# RECORDS PROVIDED:
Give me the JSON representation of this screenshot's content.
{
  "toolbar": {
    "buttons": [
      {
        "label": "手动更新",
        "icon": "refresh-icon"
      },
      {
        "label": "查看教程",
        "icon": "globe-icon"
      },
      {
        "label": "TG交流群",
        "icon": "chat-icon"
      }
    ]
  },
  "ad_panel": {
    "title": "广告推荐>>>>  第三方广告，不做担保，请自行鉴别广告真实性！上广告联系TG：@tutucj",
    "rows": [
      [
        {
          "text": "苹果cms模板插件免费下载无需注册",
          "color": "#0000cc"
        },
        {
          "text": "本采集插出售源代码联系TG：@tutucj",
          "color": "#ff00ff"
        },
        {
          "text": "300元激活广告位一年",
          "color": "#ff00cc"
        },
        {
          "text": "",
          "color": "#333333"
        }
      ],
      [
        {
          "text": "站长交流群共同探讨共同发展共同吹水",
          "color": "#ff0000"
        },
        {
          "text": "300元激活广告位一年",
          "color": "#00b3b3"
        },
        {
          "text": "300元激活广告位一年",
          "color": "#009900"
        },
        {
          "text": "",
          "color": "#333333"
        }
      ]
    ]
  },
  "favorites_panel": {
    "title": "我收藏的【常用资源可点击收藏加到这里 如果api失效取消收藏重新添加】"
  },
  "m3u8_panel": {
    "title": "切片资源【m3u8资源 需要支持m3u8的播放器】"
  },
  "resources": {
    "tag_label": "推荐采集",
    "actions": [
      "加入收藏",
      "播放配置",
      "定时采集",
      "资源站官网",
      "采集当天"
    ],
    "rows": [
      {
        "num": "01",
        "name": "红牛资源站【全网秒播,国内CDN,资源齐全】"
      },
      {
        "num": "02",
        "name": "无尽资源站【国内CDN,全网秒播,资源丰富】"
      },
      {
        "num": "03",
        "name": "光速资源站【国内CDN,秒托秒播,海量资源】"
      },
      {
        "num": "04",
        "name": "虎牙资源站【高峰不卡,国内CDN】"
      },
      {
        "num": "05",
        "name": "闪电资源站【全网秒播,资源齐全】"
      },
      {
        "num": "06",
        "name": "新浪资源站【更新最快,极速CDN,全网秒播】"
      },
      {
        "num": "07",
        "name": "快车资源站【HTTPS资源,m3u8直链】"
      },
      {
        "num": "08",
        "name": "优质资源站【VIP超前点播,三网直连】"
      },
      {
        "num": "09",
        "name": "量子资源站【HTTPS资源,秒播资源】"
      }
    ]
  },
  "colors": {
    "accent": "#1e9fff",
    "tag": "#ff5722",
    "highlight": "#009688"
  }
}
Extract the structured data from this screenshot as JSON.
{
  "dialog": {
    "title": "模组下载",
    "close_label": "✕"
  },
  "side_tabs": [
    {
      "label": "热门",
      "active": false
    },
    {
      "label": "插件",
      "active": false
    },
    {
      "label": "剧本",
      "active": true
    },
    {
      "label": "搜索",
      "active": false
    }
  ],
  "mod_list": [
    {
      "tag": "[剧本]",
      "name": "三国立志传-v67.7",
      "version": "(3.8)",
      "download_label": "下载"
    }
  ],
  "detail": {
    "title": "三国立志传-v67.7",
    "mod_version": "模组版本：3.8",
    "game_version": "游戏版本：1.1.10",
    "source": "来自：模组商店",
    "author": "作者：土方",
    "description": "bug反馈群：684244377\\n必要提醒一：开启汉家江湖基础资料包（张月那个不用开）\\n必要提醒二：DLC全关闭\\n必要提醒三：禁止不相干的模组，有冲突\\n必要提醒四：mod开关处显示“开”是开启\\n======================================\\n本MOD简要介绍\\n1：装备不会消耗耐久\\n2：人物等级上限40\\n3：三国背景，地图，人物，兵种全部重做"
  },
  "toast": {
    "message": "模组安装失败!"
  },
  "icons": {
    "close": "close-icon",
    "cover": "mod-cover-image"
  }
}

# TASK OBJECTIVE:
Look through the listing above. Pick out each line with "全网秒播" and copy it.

# EXPECTED OUTPUT:
        "name": "红牛资源站【全网秒播,国内CDN,资源齐全】"
        "name": "无尽资源站【国内CDN,全网秒播,资源丰富】"
        "name": "闪电资源站【全网秒播,资源齐全】"
        "name": "新浪资源站【更新最快,极速CDN,全网秒播】"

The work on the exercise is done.